I wasn't happy with my processing of this one so went back and tried again. I think it came out much better this time. Enough so to deserve a repost. Text is mostly a repeat from the first post with a few changes since I rotated the image to put south at the top.
Arp 297 falls under Arp's category of galaxy groups, long filaments. It is located in Bootes. It's distance is a problem I'll get to. It is made up of several NGC galaxies, NGC 5752, 53, 54 and 55. When I looked at Arp's image of it I was puzzled by his comment: "Companion on arm has long tail extending westwards." The companion I assumed to be the galaxy seen atop the spiral in his image (to the left in mine) While an arm of the spiral went behind the "companion" I couldn't see that as being called a filament and it certainly didn't go west (up in Arp's photo). Then I started to image it. First 10 minute frame came in and there was a nasty reflection off to the west of the spiral. I moved the scope as that would usually stop such reflections and tried again. But there it was and it didn't move in relation to the stars. So it must be real. I looked at the GIF version of the POSS plates and saw a hint of something. I enhanced these and yes it was there though my reflection was much larger. I downloaded the Sloan image which showed it clearly and now I could see the real long filament Arp was talking about. I can't see much hint of it in the scanned version of his photo but sure could in my frames and the SDSS image. I moved it back where it was for the first image and took 7 more. I didn't use the moved frame as it would result in the image being rather cropped by several minutes.
As I processed this image a year later I noticed something odd. The filament goes west northwest then fades before appearing again going due west at far higher intensity. Not only that there appears to be a faint hint of it going further east than where it meets up with the west northwest part. Also the color is different. This bothered me (still does). Then I started to gather red shift data and things got really strange. The spiral, NGC 5754, has a red shift of 215 million light-years. The companion's redshift puts it at 214 million light-years. So far so good. Now note the odd large blob on the arm north and a bit east of the core of NGC 5754. That carries its own catalog entry which NED labels as PoG meaning it's part of the galaxy. But its red shift is more than twice as great putting it at 439 million light-years. Oops that doesn't compute. Note it isn't blue as the rest of the arm is but more white. The blue arm fades out before reaching it in fact. Look back at the white part of the west pointing long filament that's the same color. It points right to the blob! I have no idea if this means anything or not but it sure is interesting! I find no entry for the filament so can't provide a red shift.
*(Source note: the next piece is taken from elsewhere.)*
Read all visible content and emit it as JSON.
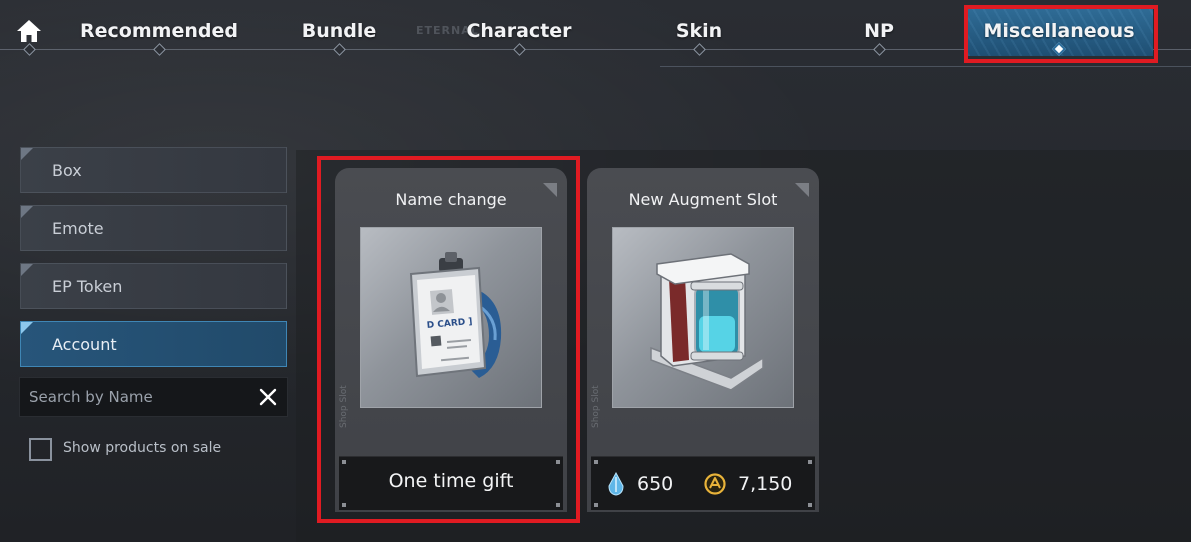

Now consider the other two galaxies of the "group". NGC 5755 is the highly distorted spiral and its redshift puts it 443 million light-years away. About the same as the blob. The fourth galaxy is NGC 5753 to the northwest of 5755. It's has a similar redshift that puts it at 442 million light-years. These are virtually the same as the blob supposedly part of NGC 5754 yet at the distance of 5753 and 5755. Yet I find no papers that see any issue here. Not even a mention of the redshift differences. To me it is a really interesting puzzle.
At the top, a bit right of center, there's a galaxy cluster marked by one enormous galaxy if NED's data is right. The cluster is MaxBCG J221.37379+38.60317 and contains 15 galaxies in an unknown area that has a photographically determined distance of 1.9 billion light years. The core galaxy SDSS J144529.70+383611.4/2MASX J14452968+3836117 has a redshift distance of 2.0 billion light-years. This is where I have a big problem. If that's correct that is one tremendous galaxy. By my measurement the galaxy is a bit over 53" of arc across which at that distance is over a half million light-years. I had never considered a galaxy of that size possible. NED shows it at magnitude 16.8 so there's no chance of a misidentification though they show it as only 25 seconds of arc across. Still twice the size of our galaxy but not impossible. I can't see how they got that measurement however. My image scale is 1.01" per pixel so you can make your own measurement. I have to believe something is wrong here, I just don't know what it is.
This is a reprocess of my old data which shows a bit more detail than the original processing did. Also I'm running these images south up rather than my normal north at the top. Just seemed more pleasing this way. Besides my normal three images I've attached the Sloan survey image (north up).
14" LX200R @ f/10, L=8x10' RGB=2x10'x3, STL-11000XM, Paramount ME